James Hanken, Editor
This newsletter column will be shorter than my previous two, which were devoted largely
to announcing a series of new initiatives regarding journal policies and procedures that
we were about to embark on. Many of these initiatives are now in effect and should (or
soon will) be obvious to readers and/or contributors. Here I provide a status report and
advance notice concerning several forthcoming issues of the journal and review progress
regarding one specific initiative that is being pursued at the present time.
Publication schedule Thanks to the continued diligence and hard
work of our cadre of associate editors, processing of symposium manuscripts from last
winter's Annual Meeting in Albuquerque is moving along quickly on several fronts. We are
on schedule to publish proceedings of one of these symposia in vol. 37 (1997), issue no.
6, which will represent an interval of only 12-13 months following the corresponding oral
presentations. Proceedings from three other symposia are nearly finished (submitted,
reviewed, revised and accepted for publication) and they are tentatively scheduled for
publication in the first half of 1998 (vol. 38). Proceedings from the remaining symposia
are in various stages of completion and will be scheduled for publication as soon as they
are complete. The tentative publication schedule for the first four symposia is as follows
(organizers' names in parentheses):
- "Developmental Endocrinology of Non-Mammalian Vertebrates" (Thommes &
- "Animal Behavior: Integration of Proximate and Ultimate Causation"
- "The Biology of Lipids: Integration of Structure and Function" (Gibbs &
- "Responses of Terrestrial Invertebrates to Variation in Temperature and Water
Availability: Molecular, Organismal and Evolutionary Approaches" (Harrison &
It's not too soon to begin making room for these issues on your bookshelves; between
the increase in standard article length approved by the society last year, and the large
number of papers contained in several of these symposia, each of these issues should be
Textbook reviews One of the initiatives approved earlier by the
journal's editorial board is the regular publication of reviews comparing and assessing
current textbooks in the subdisciplines of zoology that are represented by our society's
many divisions. Including this feature in the journal on a regular basis would accomplish
many goals, especially those of helping to diversify the contents of each issue and of
furthering our important, but often neglected, role in promoting and enhancing science
education. Earlier this year I began to implement this practice by soliciting a
comparative review of textbooks in vertebrate morphology. The corresponding manuscript was
submitted just recently and, if all goes well, the resulting paper should be published
early next year.
In the last few weeks I have contacted the elected officers of several other divisions
to solicit names of potential authors of comparative reviews of textbooks in these
subdisciplines. I am now in the process of working my way through the large lists of names
that were offered in response, and I hope to begin soliciting additional reviews shortly.
I'm confident that these reviews will be an excellent addition to our journal's many
offerings.

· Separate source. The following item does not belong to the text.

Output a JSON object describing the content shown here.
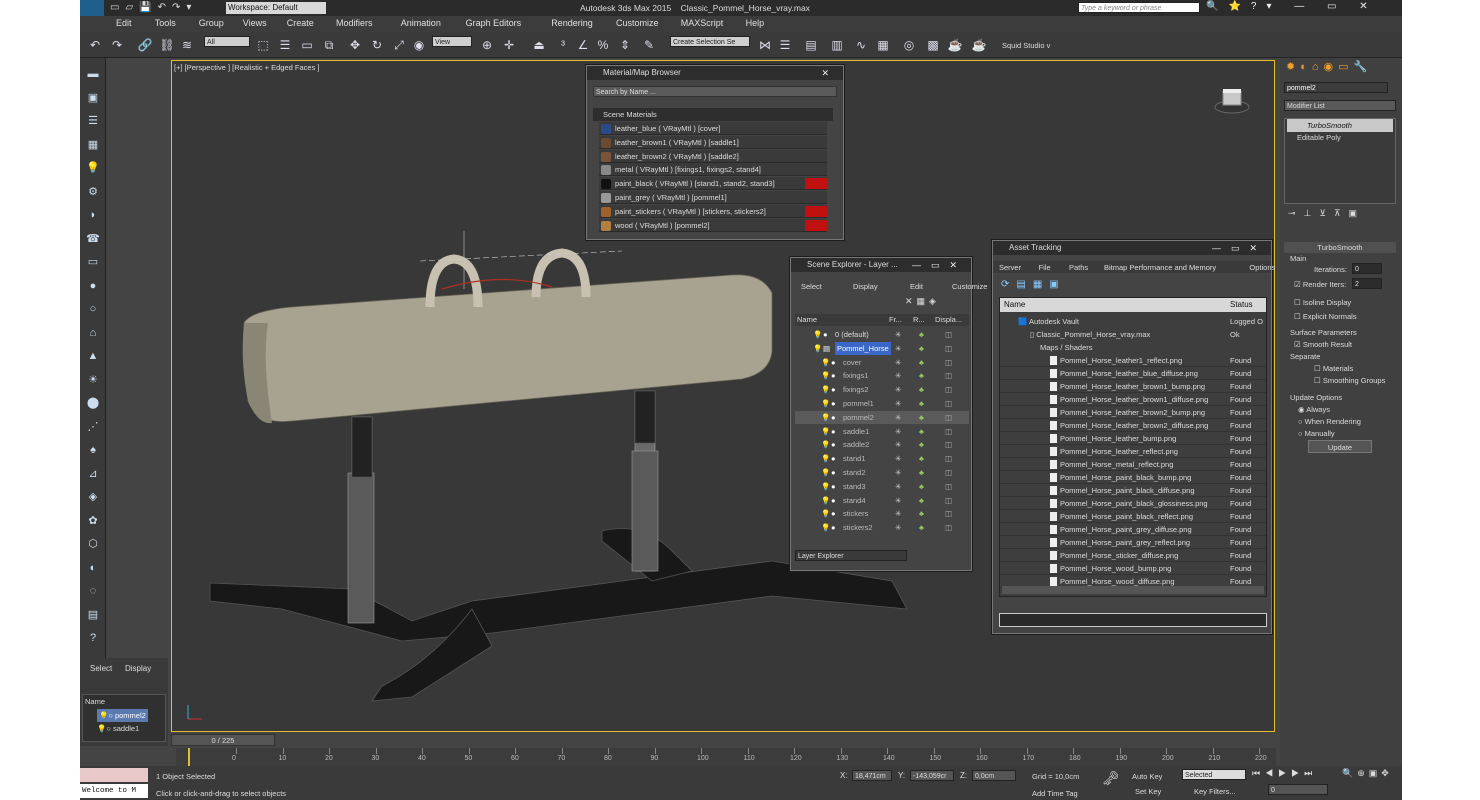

Nevertheless, I would very much appreciate hearing from members of the society
regarding their views on this particular initiative, both before and after the reviews
begin to appear.

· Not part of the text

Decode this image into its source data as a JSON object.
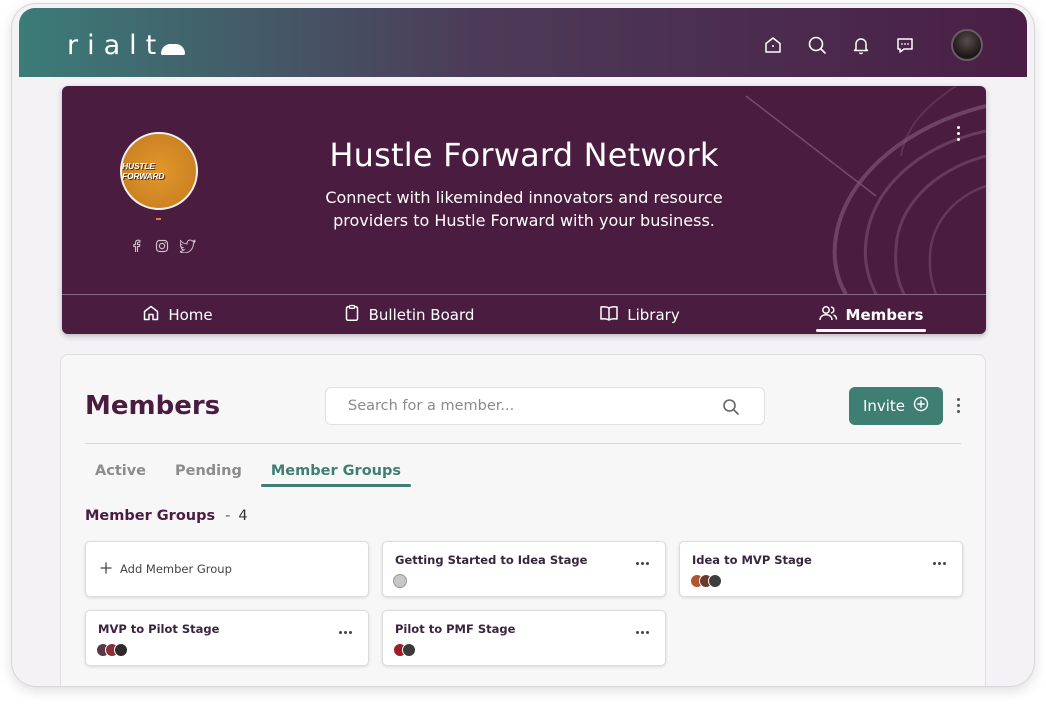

I wish everyone a pleasant winter holiday season and look forward to seeing many of you
in Boston this coming January.